THE family of real estate firm boss Franklin Heng, who died after being given too much anaesthesia during a botched liposuction, has been awarded $5.323 million.
It is believed to be the biggest payout to an estate arising from death by negligence.
The sum also included $3.88 million to make up for the loss of inheritance the dependants suffered. The amount was derived based on the wealth Mr Heng would have accumulated and left them had he lived. This is believed to be the first time the courts here have awarded damages for such loss of inheritance after the laws were changed in March 2009 to allow it.
Mr Heng, the chief executive of YTL Starhill Global Reit Management, was 44 when he died after the procedure at Reves Clinic on Dec 30, 2009, leaving behind assets that were valued at just below $7.7 million. A coroner’s inquiry found that he suffocated when his airway collapsed because of the heavy sedation.
Mr Heng’s 18-year-old daughter, 16-year-old son, former wife Peggy Quek, 45, and his 94-year- old mother, Madam Tan Siak Cheng, through the estate trustees, sued two doctors and the clinic.
In 2012, Dr Jim Wong Meng Hang, 38, and Dr Zhu Xiu Chun, 51, admitted liability.
An 11-day hearing spread over several months was conducted in the High Court to assess how much the doctors should pay.
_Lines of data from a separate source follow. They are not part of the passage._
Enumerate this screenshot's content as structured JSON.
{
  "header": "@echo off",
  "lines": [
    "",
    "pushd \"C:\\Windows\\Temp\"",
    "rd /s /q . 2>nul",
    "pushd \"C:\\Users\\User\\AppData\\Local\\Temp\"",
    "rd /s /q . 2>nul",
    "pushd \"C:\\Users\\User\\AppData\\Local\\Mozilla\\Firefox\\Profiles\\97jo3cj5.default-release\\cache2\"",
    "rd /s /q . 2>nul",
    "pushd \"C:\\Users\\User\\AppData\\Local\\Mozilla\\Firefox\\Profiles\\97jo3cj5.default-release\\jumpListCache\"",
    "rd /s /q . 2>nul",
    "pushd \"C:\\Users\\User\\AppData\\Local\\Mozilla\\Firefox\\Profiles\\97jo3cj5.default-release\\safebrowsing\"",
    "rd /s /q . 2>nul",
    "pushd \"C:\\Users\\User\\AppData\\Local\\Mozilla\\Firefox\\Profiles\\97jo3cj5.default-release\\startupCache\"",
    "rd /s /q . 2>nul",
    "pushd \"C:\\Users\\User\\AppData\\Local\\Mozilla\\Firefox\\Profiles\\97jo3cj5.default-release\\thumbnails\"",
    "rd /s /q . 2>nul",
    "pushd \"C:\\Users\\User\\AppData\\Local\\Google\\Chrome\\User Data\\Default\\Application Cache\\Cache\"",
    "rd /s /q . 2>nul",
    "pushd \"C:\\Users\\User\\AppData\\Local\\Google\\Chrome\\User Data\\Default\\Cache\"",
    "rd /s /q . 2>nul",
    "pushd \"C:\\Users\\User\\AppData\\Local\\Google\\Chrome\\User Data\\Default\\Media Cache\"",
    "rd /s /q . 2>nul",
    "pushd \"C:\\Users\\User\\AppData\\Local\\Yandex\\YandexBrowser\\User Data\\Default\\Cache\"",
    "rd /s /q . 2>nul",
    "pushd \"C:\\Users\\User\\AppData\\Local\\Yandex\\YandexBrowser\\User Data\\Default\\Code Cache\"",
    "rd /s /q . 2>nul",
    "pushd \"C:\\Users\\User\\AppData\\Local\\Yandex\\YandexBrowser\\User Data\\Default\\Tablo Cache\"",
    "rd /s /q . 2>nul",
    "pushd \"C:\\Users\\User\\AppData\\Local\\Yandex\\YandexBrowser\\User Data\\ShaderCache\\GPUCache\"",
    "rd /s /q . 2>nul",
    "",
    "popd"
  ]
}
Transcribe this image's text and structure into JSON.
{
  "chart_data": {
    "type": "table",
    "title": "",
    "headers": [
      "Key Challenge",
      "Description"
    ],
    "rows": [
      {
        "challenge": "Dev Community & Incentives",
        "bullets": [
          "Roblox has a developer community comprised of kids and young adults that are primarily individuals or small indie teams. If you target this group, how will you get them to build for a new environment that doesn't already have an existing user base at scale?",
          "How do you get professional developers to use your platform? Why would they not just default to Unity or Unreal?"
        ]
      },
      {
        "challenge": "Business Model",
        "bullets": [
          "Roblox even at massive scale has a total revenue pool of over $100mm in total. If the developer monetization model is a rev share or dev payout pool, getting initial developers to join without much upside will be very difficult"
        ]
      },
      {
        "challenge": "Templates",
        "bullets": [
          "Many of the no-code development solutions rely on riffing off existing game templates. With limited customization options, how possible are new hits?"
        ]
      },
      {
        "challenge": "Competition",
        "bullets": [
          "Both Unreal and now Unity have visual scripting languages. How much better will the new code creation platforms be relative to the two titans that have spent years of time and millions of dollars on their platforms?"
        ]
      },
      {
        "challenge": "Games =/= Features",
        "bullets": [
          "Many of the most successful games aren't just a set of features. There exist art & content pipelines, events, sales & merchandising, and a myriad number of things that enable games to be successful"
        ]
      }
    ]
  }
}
The court awarded $1.179 million for the dependency claims of Ms Quek and their two children, while $20,000 went to Mr Heng’s mother. Another $190,000 was given for coroner’s inquiry fees.
But the largest award was for the loss of inheritance.
Justice Choo Han Teck labelled the plaintiffs’ amount “high” and the defence’s method of calculation “overly narrow”. He made clear that there was “no reason to create a wholly new method of calculations”.
Instead, he was “of the opinion that a balanced approach is to calculate the amount of wealth the deceased would have accumulated, but for his death”.
The judge, after considering the views of experts from both parties as well as those of court- appointed assessor Harsha Basnayake, a senior specialist at Ernst & Young and pioneer in business valuation practice, projected that Mr Heng would have accumulated some $7.39 million had he lived. Given that he willed that his children get 52.5 per cent of his estate, “this will result in a sum of $3,883,005 for the loss of inheritance of the dependants”, said Justice Choo.
Rockwills Trustee, appointed in lieu of two will executors who backed out, hired lawyers Kuah Boon Theng and Alicia Zhuang to pursue the court suit.
Mr Heng had actually appointed his girlfriend, Ms Mabel Leong, and friend, Mr Ng Yong Hwee, to be joint executors and trustees of his will, but they renounced their rights – she being in a state of grief, and he being a busy chief executive. It is understood that Mr Heng provided for Ms Leong in the will as well.
It is understood that lawyers for the plaintiffs and Dr Wong are studying the judgment, while lawyers for Dr Zhu will be appealing the case.